Certainly, Mr Grandi’s visit has also highlighted another important aspect of the refugee problem in Pakistan: the outside world has not always done enough to help this country manage the crisis and help the refugees. The 1.4m Afghan refugees who are registered are less than half of their total estimated population of 3m in Pakistan. Protracted refugees crises tend not to attract the resources necessary to keep the refugee population safe and reasonably well taken care of. With security conditions in Afghanistan deteriorating and political uncertainty continuing, voluntary repatriations have virtually ended — meaning that Pakistan will have to manage a steady, and perhaps even an increasing, number of refugees in the immediate future. Visits by Mr Grandi and other efforts can help raise awareness of the protracted crisis, but a great deal more can and should be done. The outside world is rightly focused on the conflict inside Afghanistan, but the Afghans living as refugees outside the borders of their country should not be forgotten.
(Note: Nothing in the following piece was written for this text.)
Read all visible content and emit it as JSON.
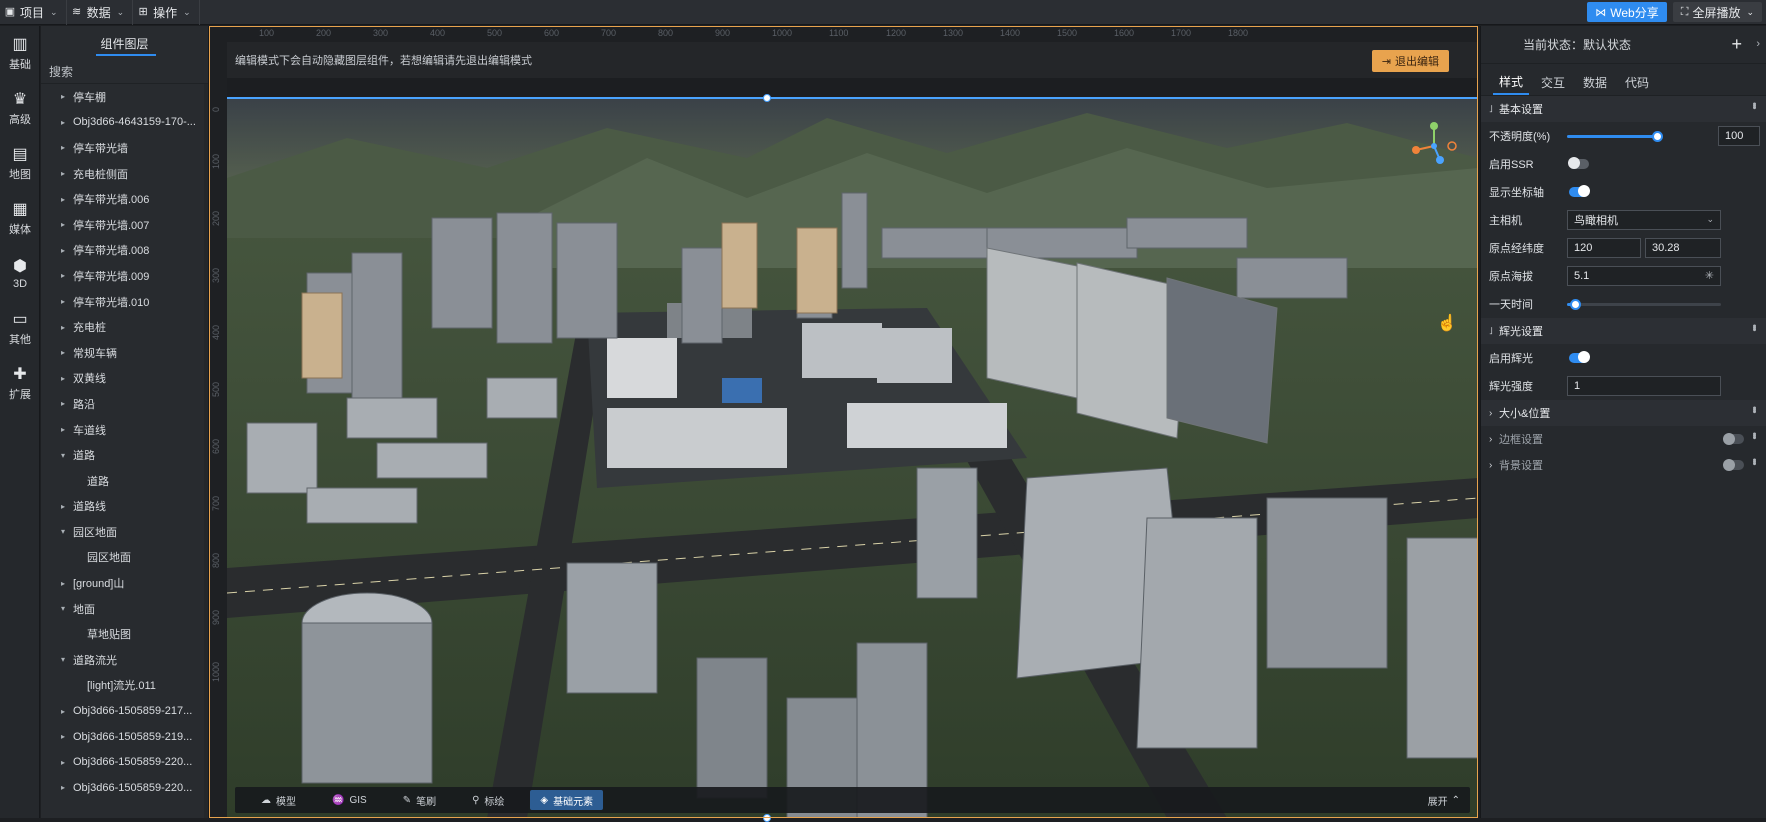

For Pakistan, the challenge remains to turn around a national debate that is suspicious of or outright hostile to Afghan refugees. It is nearly 40 years since the start of the refugee crisis and two generations of Afghans in Pakistan have known only this country as their home. The lives of unregistered refugees can be significantly worse than their registered counterparts. Forty years of service to refugees should continue with dignity and respect for all.

Published in Dawn, September 10th, 2018